===== Dataset records

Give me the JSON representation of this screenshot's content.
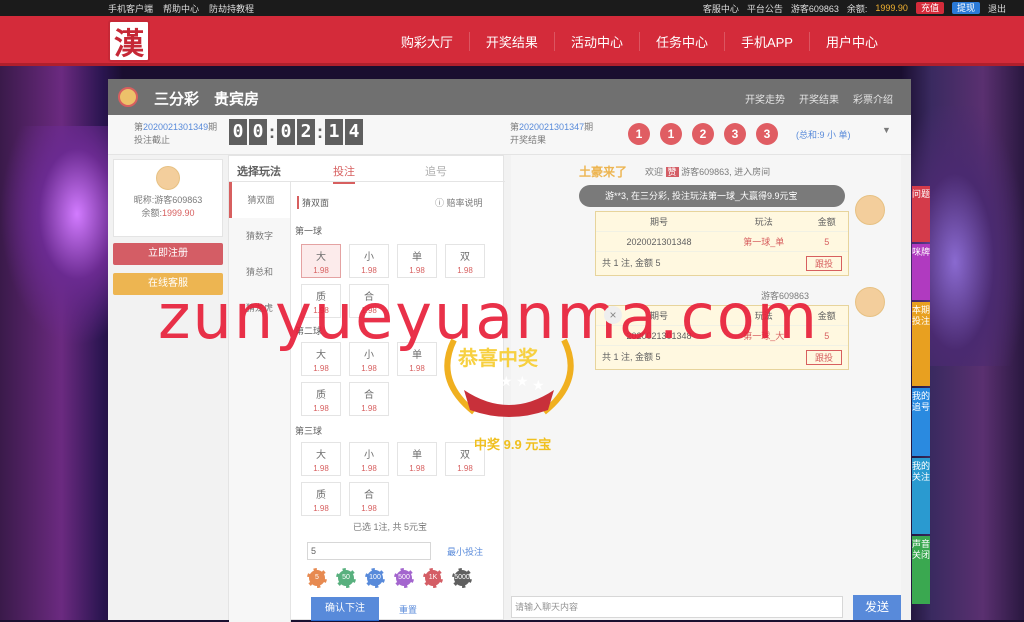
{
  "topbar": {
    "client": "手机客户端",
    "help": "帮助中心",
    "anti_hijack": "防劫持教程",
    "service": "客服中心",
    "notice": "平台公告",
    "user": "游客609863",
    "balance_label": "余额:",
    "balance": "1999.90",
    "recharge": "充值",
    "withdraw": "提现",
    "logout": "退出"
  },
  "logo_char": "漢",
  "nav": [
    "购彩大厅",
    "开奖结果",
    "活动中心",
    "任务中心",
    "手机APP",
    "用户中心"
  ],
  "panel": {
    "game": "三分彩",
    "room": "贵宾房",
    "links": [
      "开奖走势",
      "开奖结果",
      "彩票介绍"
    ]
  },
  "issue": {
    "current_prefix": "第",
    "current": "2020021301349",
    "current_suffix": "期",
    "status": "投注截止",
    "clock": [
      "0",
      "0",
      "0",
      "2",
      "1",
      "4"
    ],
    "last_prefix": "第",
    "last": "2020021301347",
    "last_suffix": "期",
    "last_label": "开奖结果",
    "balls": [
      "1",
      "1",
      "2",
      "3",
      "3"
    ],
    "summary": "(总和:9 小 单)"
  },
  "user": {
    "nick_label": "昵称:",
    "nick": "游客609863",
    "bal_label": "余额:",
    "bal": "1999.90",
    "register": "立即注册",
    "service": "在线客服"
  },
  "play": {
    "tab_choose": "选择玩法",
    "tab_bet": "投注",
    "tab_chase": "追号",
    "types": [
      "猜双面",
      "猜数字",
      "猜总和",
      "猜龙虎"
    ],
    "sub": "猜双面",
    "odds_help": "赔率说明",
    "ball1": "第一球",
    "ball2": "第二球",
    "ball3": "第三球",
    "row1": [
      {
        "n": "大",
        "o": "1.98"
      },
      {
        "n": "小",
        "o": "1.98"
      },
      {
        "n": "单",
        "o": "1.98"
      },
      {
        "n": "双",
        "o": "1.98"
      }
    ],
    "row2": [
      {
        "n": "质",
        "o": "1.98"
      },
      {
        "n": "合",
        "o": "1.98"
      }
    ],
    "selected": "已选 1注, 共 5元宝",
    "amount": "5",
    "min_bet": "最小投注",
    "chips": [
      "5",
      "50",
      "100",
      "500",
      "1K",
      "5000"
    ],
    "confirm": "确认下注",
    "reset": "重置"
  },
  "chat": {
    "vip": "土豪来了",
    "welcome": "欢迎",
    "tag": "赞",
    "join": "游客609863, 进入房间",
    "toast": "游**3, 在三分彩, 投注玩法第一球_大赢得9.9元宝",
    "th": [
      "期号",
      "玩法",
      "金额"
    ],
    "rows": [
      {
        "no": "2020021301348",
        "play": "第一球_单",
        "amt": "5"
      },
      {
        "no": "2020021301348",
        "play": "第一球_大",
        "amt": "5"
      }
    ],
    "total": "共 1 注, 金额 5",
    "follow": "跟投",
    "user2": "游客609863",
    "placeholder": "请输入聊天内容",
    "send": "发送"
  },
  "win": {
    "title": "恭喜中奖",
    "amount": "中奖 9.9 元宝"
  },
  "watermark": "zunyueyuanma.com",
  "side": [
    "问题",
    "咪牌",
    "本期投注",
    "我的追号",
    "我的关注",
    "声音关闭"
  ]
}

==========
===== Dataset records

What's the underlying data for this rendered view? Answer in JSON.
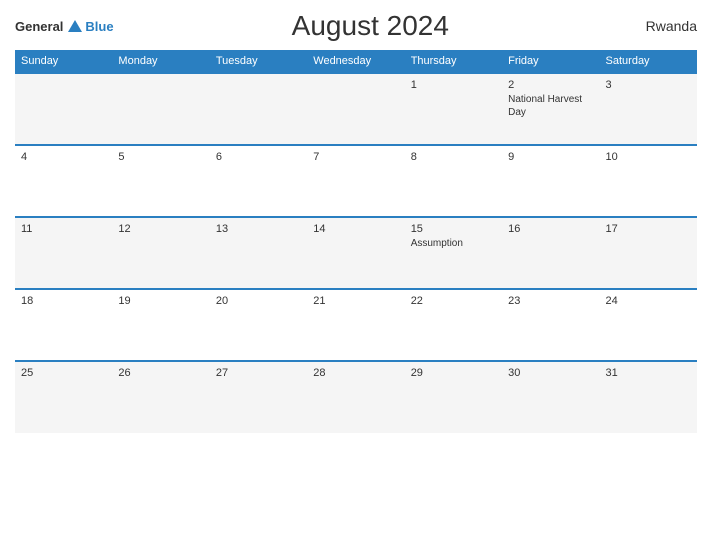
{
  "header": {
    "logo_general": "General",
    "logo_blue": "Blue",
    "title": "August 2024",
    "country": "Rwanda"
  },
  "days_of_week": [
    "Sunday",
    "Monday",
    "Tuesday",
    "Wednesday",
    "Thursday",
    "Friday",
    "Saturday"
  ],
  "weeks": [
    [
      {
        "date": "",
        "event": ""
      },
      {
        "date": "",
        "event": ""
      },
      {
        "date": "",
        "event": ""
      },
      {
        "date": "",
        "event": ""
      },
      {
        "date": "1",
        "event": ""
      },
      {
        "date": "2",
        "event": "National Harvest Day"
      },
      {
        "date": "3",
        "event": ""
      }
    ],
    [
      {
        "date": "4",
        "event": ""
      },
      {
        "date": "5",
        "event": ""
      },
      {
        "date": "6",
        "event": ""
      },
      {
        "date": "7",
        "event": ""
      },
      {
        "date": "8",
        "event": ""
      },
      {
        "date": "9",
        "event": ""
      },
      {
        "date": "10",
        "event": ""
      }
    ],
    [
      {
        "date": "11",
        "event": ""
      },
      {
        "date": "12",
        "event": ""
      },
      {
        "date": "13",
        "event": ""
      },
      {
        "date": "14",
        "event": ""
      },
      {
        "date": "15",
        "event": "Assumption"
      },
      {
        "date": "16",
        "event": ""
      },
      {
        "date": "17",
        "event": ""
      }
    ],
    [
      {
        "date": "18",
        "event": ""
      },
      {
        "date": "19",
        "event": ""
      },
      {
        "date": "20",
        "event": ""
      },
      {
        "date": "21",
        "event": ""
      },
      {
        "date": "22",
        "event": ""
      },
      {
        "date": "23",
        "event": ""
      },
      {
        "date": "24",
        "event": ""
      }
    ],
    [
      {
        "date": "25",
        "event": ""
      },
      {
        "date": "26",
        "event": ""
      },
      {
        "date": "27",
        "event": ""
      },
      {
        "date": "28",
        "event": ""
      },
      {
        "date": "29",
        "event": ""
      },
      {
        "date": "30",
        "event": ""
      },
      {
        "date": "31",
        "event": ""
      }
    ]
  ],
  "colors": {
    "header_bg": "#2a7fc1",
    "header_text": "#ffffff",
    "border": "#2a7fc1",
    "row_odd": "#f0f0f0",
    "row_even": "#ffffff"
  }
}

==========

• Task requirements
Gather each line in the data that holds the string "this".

• Solved problem
Give me the JSON representation of this screenshot's content.
What's the underlying data for this rendered view? Answer in JSON.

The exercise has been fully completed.